» **Problem to solve**:
Using the data that follows, give the number of lines where the string "lòng" occurs, and nothing else.

(Data records for software interfaces)
* * * *

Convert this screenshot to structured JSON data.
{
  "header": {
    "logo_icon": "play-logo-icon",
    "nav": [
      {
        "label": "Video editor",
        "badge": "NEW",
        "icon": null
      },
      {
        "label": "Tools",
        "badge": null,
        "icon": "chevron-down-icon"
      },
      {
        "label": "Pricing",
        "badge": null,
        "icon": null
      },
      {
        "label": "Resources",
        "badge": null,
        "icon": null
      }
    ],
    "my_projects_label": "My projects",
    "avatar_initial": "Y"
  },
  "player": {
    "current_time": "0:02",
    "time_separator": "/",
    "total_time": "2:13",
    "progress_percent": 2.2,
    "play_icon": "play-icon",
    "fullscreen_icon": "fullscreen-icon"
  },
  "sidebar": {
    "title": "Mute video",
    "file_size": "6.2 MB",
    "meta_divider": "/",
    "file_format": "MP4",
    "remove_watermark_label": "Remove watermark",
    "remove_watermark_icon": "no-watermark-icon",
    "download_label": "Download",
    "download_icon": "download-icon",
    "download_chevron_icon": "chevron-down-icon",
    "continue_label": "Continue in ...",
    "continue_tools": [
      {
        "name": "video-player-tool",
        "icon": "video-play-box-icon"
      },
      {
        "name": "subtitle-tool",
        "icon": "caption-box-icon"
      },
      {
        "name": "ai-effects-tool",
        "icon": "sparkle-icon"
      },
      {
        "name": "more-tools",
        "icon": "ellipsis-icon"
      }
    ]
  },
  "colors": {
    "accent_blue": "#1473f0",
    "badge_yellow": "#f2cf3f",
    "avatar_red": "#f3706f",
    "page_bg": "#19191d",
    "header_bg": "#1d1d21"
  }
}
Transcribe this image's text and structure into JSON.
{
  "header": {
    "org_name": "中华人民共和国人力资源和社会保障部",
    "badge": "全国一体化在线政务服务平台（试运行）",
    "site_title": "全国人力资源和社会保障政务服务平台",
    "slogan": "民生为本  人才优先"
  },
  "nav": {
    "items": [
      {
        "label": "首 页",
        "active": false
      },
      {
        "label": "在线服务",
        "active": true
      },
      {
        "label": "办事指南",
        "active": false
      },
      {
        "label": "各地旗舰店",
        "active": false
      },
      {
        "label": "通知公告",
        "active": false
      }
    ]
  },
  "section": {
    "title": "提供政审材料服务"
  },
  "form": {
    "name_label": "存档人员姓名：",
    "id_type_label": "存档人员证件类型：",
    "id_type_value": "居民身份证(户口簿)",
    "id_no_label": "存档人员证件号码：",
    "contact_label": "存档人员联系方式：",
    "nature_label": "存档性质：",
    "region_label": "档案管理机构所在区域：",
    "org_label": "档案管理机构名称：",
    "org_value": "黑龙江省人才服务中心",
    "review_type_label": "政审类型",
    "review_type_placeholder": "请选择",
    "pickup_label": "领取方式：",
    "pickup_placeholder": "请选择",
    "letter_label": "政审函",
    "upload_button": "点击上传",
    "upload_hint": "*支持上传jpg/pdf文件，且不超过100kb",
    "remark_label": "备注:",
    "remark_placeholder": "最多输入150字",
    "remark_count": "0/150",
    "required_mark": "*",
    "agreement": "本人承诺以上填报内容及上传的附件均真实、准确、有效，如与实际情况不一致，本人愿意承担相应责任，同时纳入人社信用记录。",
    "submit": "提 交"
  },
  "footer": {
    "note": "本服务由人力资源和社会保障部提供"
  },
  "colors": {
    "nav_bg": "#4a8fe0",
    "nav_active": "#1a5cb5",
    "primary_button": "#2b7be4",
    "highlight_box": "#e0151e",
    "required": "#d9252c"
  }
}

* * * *

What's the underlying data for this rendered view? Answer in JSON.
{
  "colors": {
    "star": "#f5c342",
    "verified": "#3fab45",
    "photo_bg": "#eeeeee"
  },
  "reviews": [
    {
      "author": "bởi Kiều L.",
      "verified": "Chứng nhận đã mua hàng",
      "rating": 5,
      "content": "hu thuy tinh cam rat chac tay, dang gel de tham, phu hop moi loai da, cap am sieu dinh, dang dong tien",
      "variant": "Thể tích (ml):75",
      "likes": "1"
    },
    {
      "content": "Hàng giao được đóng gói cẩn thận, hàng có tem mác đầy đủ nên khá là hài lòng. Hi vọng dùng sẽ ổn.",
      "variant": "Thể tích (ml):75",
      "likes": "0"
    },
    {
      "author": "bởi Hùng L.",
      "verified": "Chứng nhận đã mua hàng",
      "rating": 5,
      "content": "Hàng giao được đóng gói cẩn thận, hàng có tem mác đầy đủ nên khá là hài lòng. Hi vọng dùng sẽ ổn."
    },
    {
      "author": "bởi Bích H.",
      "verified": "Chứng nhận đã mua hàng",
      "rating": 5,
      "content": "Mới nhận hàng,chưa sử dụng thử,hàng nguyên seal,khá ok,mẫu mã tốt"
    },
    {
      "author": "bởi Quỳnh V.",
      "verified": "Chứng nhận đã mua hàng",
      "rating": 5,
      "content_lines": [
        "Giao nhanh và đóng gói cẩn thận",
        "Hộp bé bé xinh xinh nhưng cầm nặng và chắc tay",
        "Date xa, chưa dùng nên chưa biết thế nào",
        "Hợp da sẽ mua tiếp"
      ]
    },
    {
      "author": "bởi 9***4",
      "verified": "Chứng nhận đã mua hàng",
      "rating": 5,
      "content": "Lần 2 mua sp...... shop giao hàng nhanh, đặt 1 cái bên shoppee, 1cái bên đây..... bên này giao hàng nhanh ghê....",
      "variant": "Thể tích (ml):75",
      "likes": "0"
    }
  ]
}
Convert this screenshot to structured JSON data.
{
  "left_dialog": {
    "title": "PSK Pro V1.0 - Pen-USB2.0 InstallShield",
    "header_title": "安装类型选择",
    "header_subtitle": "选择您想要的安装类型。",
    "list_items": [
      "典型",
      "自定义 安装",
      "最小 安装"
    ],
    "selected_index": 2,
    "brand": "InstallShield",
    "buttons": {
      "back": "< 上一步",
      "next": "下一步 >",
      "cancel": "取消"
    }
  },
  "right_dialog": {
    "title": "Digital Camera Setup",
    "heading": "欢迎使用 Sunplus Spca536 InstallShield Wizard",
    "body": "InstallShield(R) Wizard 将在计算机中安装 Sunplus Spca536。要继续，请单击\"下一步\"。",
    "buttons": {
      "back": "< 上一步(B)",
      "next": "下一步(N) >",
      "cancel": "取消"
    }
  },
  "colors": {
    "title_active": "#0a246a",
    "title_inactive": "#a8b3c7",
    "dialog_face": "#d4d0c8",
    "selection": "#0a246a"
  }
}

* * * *

» **Result of the exercise**:
2